What to work on — Find all lines in the listing that include the word "Project", then copy them.

Data shown —
>>>>>

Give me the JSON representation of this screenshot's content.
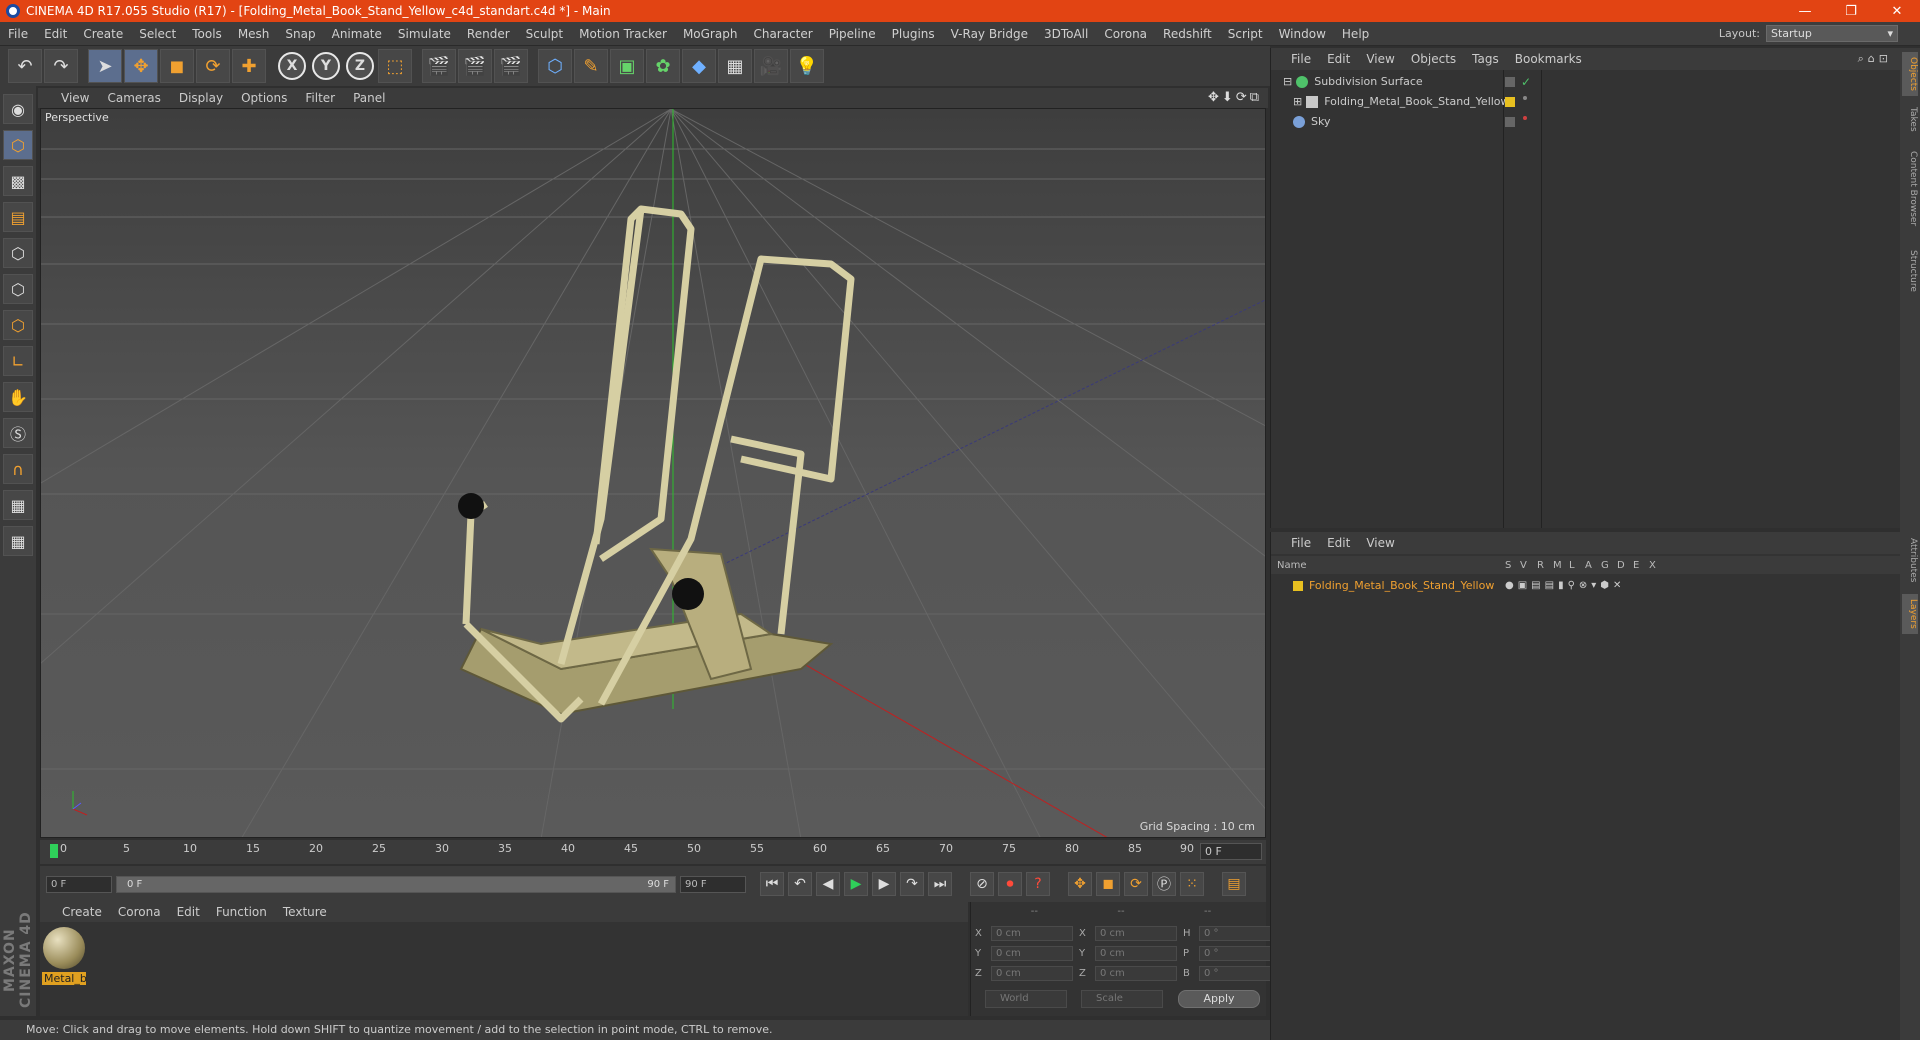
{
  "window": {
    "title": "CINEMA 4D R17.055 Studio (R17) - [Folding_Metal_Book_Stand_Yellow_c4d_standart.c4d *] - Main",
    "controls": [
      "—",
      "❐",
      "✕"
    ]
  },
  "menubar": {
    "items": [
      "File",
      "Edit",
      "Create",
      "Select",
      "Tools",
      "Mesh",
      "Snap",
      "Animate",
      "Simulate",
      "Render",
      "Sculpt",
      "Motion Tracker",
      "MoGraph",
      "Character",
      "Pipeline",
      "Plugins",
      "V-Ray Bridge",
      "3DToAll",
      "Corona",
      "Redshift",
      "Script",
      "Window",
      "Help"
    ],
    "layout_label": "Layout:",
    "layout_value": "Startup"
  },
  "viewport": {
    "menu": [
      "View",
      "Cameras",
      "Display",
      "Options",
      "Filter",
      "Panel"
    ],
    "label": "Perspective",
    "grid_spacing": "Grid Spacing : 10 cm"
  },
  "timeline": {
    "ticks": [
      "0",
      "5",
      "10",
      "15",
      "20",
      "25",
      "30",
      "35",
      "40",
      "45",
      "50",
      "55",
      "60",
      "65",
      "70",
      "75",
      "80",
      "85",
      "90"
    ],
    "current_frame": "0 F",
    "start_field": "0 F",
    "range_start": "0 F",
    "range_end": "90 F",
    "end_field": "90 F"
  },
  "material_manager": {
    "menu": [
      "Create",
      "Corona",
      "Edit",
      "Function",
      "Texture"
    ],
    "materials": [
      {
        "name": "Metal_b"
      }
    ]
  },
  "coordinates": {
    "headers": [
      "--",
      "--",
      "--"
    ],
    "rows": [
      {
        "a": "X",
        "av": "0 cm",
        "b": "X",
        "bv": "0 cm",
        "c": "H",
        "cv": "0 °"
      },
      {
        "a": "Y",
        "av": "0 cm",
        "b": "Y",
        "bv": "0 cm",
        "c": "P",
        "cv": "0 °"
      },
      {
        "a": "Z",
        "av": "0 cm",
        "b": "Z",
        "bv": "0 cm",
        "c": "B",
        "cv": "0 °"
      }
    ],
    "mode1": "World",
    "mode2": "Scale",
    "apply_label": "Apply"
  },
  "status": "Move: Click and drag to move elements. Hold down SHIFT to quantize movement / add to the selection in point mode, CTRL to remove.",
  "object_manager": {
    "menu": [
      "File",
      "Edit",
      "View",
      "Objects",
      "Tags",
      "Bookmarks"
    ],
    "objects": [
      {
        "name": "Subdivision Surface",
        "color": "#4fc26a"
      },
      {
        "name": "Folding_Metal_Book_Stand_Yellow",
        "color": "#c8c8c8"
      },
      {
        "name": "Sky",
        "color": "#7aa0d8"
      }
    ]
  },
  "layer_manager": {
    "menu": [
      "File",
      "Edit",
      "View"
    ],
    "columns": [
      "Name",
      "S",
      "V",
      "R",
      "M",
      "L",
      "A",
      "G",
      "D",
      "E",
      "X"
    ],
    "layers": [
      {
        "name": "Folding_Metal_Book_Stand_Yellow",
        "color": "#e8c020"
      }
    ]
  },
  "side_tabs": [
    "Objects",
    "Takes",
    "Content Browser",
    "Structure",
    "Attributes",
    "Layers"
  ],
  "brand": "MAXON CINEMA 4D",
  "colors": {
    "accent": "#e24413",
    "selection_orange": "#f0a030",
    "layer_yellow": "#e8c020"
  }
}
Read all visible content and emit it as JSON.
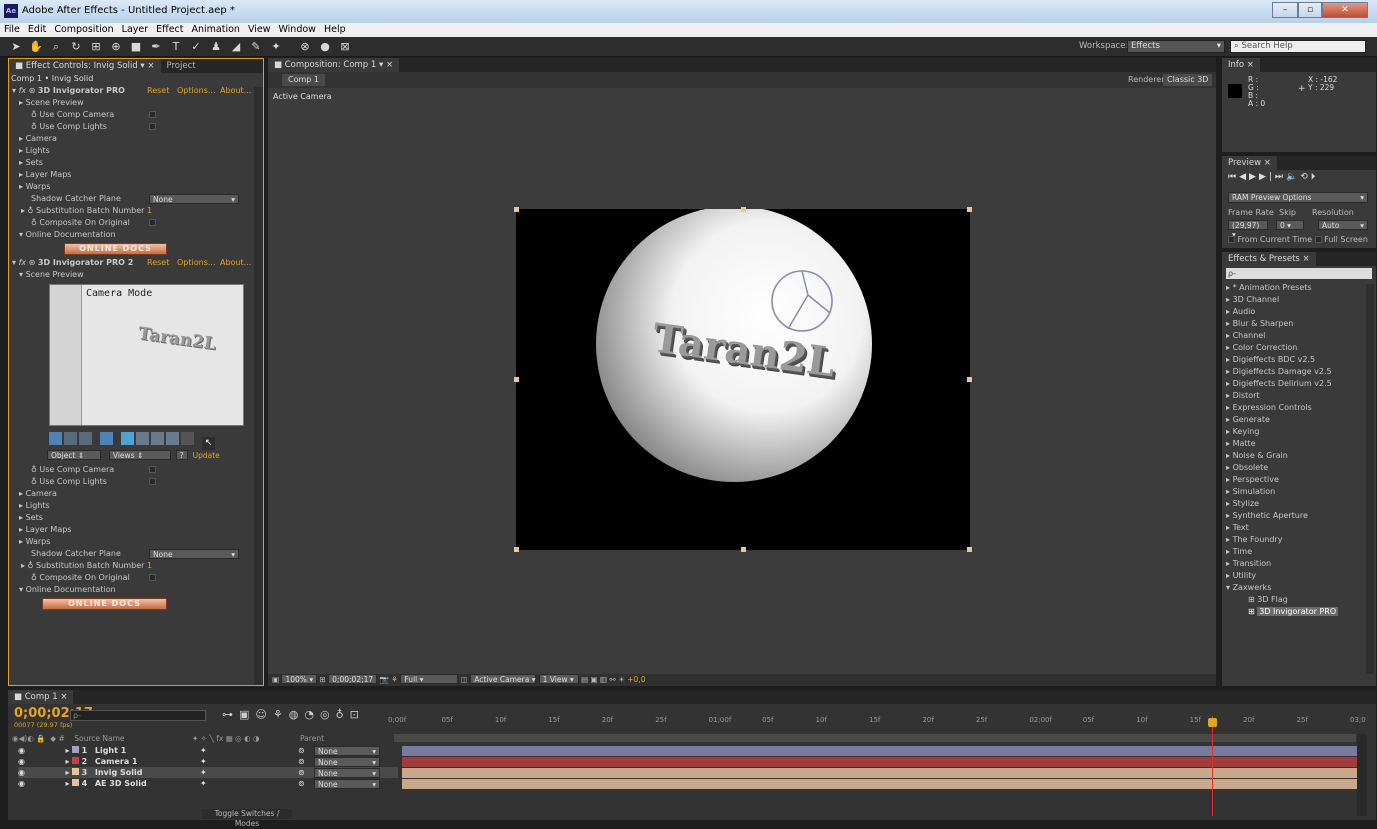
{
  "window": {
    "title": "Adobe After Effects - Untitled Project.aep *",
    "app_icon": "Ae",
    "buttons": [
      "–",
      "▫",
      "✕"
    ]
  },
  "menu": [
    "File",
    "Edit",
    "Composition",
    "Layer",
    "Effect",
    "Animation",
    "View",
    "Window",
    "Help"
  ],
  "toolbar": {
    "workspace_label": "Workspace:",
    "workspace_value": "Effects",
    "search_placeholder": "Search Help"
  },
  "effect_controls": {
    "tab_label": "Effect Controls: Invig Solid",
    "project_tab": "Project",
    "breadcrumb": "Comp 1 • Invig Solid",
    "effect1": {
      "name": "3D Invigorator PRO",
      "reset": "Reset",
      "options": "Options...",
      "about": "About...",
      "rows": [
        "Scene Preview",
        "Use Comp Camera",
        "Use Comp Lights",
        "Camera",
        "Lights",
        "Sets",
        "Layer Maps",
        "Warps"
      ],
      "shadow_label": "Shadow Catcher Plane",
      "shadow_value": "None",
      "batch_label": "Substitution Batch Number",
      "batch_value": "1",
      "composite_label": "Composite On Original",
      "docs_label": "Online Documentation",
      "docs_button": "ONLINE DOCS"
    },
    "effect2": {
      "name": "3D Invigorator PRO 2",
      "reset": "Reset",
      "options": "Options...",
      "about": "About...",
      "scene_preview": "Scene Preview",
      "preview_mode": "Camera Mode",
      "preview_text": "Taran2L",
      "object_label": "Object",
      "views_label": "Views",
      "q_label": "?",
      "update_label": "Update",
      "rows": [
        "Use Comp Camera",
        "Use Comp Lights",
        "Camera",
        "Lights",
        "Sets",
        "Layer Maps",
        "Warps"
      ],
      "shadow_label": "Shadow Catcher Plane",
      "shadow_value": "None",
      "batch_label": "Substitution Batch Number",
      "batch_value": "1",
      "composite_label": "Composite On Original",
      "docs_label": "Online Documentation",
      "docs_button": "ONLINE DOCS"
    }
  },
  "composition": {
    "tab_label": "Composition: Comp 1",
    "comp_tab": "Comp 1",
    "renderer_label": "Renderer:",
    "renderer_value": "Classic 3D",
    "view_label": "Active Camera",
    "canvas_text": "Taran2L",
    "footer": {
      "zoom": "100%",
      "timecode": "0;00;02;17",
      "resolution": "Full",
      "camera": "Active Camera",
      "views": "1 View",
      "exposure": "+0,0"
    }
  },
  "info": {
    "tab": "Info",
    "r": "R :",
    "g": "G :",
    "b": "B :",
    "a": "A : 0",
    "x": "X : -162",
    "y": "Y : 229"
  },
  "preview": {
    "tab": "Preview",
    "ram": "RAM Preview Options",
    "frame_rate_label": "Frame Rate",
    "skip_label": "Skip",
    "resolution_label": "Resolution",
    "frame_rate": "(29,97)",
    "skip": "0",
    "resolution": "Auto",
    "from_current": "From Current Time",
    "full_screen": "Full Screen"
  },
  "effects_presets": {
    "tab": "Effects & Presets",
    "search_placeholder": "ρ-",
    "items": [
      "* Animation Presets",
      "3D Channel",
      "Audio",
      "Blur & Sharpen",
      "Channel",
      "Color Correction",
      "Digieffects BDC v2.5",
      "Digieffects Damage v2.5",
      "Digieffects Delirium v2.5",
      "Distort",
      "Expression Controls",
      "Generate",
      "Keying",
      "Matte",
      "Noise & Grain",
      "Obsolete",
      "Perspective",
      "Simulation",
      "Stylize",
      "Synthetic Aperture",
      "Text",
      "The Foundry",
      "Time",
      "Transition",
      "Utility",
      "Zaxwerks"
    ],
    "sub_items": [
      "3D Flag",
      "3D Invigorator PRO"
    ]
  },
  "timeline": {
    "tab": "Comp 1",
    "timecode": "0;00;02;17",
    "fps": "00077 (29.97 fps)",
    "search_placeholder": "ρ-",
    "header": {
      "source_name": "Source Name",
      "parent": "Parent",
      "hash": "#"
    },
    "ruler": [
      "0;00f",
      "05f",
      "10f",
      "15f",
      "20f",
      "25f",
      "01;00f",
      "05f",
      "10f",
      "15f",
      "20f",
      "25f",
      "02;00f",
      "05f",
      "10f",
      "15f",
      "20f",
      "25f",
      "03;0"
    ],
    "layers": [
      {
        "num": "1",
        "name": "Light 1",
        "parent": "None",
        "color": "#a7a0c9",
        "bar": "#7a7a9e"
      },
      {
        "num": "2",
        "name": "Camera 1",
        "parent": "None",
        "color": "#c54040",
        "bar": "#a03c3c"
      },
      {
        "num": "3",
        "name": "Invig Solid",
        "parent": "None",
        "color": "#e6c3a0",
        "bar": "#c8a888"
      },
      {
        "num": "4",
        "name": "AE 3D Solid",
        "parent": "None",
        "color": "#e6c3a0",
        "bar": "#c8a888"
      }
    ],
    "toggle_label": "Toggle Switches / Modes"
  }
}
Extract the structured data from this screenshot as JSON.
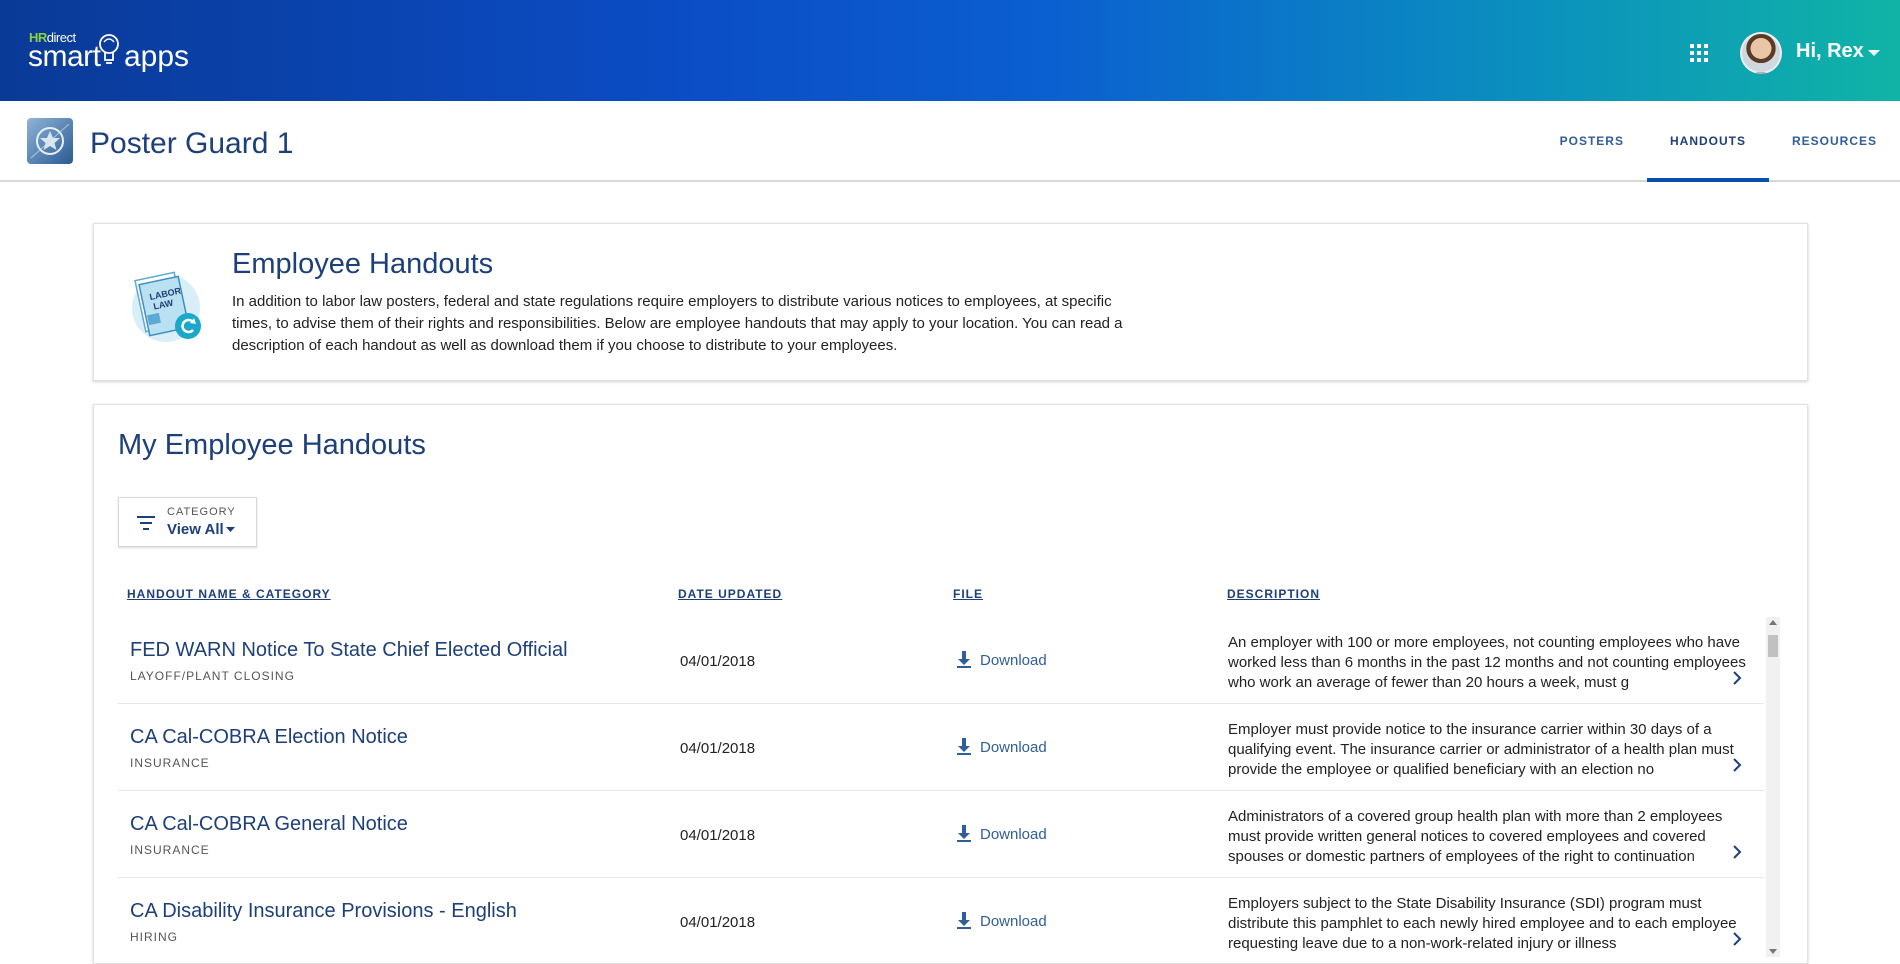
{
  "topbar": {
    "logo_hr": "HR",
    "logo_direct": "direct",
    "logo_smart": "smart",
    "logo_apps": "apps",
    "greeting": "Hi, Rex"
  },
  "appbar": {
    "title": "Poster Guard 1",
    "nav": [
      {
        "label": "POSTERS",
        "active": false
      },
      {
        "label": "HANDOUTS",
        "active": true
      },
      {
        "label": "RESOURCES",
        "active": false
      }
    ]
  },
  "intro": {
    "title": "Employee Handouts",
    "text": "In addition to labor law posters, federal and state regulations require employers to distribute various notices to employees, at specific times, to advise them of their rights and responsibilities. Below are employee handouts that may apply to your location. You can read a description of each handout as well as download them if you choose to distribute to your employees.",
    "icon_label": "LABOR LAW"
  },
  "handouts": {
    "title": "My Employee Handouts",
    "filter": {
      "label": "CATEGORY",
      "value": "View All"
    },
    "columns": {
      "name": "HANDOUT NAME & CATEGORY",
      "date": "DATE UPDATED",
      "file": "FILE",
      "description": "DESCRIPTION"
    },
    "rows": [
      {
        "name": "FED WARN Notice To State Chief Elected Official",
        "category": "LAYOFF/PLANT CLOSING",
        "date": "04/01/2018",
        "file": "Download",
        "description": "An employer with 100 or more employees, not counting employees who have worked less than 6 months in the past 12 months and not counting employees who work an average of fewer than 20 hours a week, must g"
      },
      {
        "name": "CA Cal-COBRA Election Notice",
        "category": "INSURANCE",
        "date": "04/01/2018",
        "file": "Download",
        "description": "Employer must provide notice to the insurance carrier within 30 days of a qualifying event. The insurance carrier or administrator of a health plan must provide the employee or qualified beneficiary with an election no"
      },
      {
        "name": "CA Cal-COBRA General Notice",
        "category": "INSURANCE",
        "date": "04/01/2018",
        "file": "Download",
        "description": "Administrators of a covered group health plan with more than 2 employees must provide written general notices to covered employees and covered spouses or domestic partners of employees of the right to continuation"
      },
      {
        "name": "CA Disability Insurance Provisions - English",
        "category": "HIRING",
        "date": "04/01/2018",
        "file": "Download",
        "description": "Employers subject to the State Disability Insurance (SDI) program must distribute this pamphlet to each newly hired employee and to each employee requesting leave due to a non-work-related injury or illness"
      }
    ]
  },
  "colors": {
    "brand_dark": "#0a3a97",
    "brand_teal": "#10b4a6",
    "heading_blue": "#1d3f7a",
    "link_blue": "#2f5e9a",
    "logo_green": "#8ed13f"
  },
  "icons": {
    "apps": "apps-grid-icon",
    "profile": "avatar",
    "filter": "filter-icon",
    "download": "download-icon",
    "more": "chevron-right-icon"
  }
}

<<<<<

Expected output —
    "title": "Adobe After Effects - Untitled Project.aep *",
    "project_tab": "Project",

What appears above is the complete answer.